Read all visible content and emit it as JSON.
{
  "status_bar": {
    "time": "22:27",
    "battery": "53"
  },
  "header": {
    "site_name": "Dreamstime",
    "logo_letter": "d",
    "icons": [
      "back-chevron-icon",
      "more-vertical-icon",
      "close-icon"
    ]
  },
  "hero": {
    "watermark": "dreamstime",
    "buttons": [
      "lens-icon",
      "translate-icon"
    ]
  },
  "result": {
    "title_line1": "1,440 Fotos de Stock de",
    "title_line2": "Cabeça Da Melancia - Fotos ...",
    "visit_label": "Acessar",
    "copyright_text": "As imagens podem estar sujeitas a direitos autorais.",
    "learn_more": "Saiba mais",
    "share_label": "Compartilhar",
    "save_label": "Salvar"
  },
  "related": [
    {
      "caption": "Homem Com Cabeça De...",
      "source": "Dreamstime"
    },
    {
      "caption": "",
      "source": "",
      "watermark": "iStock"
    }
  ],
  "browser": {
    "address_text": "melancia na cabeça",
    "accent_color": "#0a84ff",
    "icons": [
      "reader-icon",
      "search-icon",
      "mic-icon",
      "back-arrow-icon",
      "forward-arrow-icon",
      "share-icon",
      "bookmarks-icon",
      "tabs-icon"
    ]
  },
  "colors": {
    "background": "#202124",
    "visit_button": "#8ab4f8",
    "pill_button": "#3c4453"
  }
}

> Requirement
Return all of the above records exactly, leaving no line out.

> Answer space
Read all visible content and emit it as JSON.
{
  "status_bar": {
    "time": "22:27",
    "battery": "53"
  },
  "header": {
    "site_name": "Dreamstime",
    "logo_letter": "d",
    "icons": [
      "back-chevron-icon",
      "more-vertical-icon",
      "close-icon"
    ]
  },
  "hero": {
    "watermark": "dreamstime",
    "buttons": [
      "lens-icon",
      "translate-icon"
    ]
  },
  "result": {
    "title_line1": "1,440 Fotos de Stock de",
    "title_line2": "Cabeça Da Melancia - Fotos ...",
    "visit_label": "Acessar",
    "copyright_text": "As imagens podem estar sujeitas a direitos autorais.",
    "learn_more": "Saiba mais",
    "share_label": "Compartilhar",
    "save_label": "Salvar"
  },
  "related": [
    {
      "caption": "Homem Com Cabeça De...",
      "source": "Dreamstime"
    },
    {
      "caption": "",
      "source": "",
      "watermark": "iStock"
    }
  ],
  "browser": {
    "address_text": "melancia na cabeça",
    "accent_color": "#0a84ff",
    "icons": [
      "reader-icon",
      "search-icon",
      "mic-icon",
      "back-arrow-icon",
      "forward-arrow-icon",
      "share-icon",
      "bookmarks-icon",
      "tabs-icon"
    ]
  },
  "colors": {
    "background": "#202124",
    "visit_button": "#8ab4f8",
    "pill_button": "#3c4453"
  }
}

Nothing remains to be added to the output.